*** Data shown ***
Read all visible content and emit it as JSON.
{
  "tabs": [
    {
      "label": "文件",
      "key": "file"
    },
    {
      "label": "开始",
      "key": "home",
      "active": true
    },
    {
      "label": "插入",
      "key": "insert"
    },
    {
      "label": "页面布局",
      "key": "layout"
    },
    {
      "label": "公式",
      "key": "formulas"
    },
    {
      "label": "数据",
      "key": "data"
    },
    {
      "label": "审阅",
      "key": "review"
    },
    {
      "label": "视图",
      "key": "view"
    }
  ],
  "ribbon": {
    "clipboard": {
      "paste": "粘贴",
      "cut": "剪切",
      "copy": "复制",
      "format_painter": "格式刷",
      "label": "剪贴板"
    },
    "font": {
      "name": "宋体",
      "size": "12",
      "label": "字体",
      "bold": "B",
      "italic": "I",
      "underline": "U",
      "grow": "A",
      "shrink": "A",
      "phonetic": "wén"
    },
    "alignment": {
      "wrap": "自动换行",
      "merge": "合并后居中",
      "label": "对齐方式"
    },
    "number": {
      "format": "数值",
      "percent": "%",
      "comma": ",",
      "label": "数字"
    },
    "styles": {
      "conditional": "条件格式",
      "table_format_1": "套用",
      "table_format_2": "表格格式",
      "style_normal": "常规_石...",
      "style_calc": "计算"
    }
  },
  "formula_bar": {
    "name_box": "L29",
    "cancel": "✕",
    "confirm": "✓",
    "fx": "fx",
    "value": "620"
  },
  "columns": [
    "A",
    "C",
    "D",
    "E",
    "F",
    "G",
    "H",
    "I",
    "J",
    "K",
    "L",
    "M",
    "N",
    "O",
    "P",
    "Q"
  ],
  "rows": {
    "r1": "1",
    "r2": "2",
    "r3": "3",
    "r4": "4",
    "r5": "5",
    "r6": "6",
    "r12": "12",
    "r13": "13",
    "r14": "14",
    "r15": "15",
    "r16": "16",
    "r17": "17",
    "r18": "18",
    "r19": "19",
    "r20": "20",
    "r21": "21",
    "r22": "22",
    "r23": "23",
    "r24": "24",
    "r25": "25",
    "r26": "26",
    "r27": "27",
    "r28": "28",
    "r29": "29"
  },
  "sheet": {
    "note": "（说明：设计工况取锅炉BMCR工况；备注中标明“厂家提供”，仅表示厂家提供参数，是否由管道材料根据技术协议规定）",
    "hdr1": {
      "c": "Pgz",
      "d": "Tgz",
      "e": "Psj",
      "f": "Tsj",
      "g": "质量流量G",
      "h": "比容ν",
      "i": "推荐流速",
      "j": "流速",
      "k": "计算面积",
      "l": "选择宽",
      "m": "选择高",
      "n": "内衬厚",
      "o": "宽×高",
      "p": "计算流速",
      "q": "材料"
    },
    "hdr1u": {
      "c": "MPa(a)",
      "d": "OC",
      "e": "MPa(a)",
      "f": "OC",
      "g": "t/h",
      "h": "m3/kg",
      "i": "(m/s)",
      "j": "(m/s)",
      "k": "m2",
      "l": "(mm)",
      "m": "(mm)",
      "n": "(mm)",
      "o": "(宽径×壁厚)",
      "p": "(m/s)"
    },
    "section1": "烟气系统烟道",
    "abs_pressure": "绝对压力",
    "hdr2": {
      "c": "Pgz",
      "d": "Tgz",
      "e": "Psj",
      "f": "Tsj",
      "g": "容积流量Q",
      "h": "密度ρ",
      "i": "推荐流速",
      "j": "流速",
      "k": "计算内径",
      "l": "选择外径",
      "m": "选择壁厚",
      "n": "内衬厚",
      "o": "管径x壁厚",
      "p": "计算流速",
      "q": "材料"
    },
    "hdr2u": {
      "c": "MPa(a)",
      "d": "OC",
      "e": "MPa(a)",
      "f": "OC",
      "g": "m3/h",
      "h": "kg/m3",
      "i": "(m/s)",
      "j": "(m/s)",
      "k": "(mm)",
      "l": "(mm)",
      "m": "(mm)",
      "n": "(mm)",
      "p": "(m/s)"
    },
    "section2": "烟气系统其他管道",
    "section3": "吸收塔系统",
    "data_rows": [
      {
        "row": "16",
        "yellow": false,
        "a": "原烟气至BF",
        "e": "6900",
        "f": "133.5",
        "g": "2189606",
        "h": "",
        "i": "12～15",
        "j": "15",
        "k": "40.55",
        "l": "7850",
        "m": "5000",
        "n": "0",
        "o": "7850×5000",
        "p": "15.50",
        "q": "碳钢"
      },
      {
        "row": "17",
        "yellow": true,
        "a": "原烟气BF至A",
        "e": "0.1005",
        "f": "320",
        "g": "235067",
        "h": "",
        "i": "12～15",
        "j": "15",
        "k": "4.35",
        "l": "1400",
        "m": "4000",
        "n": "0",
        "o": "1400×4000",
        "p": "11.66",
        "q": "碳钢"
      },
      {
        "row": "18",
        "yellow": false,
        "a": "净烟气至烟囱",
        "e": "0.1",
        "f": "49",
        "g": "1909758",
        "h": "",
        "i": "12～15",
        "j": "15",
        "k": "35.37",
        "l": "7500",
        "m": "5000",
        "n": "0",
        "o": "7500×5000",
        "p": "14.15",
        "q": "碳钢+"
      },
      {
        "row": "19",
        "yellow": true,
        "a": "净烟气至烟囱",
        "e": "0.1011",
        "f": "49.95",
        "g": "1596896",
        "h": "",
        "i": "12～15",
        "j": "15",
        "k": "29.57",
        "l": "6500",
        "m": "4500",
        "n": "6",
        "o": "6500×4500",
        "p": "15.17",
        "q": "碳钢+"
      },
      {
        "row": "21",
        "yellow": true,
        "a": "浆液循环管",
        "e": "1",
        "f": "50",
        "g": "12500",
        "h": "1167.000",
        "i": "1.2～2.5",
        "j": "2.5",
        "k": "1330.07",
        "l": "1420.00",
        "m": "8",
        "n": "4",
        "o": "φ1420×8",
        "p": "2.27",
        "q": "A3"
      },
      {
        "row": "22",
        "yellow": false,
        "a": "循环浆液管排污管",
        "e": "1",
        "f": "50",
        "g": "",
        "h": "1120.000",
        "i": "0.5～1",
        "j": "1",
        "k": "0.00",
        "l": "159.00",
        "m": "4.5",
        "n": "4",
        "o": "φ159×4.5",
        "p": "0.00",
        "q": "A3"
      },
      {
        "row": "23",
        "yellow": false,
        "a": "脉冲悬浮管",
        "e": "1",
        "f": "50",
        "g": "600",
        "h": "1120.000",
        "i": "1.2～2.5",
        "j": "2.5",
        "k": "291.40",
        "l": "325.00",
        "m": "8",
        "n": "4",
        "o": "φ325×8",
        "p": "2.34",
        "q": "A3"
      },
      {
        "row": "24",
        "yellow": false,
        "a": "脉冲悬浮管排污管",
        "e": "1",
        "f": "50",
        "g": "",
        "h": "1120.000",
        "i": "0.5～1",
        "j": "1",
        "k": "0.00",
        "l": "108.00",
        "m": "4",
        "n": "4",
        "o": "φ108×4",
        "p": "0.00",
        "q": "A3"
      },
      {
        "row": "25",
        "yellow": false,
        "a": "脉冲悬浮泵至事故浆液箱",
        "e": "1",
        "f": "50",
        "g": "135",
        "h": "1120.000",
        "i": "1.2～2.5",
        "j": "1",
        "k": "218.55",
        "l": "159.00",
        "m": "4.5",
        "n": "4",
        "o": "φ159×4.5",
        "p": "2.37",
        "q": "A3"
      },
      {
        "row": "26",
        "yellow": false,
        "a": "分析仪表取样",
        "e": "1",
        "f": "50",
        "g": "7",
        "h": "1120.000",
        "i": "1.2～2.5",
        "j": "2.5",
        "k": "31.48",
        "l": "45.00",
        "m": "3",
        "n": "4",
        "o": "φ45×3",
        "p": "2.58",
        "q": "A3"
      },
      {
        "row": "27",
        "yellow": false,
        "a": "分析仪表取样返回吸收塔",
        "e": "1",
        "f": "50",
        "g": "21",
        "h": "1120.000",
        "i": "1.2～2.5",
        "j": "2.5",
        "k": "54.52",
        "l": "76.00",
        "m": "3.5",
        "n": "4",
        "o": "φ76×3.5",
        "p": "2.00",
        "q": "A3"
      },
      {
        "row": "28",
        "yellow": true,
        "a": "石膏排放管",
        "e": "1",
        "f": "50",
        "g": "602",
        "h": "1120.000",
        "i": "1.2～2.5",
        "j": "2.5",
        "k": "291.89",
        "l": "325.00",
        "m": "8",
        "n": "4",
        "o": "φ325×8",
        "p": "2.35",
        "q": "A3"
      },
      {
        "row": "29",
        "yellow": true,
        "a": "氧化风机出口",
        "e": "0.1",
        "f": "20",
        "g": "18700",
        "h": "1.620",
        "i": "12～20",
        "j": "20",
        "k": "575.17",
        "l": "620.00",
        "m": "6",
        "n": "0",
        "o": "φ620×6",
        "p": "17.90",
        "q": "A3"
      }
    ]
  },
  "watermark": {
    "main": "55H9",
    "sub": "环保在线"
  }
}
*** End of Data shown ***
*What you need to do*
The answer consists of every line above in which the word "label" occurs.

*Answer to this task*
      "label": "文件",
      "label": "开始",
      "label": "插入",
      "label": "页面布局",
      "label": "公式",
      "label": "数据",
      "label": "审阅",
      "label": "视图",
      "label": "剪贴板"
      "label": "字体",
      "label": "对齐方式"
      "label": "数字"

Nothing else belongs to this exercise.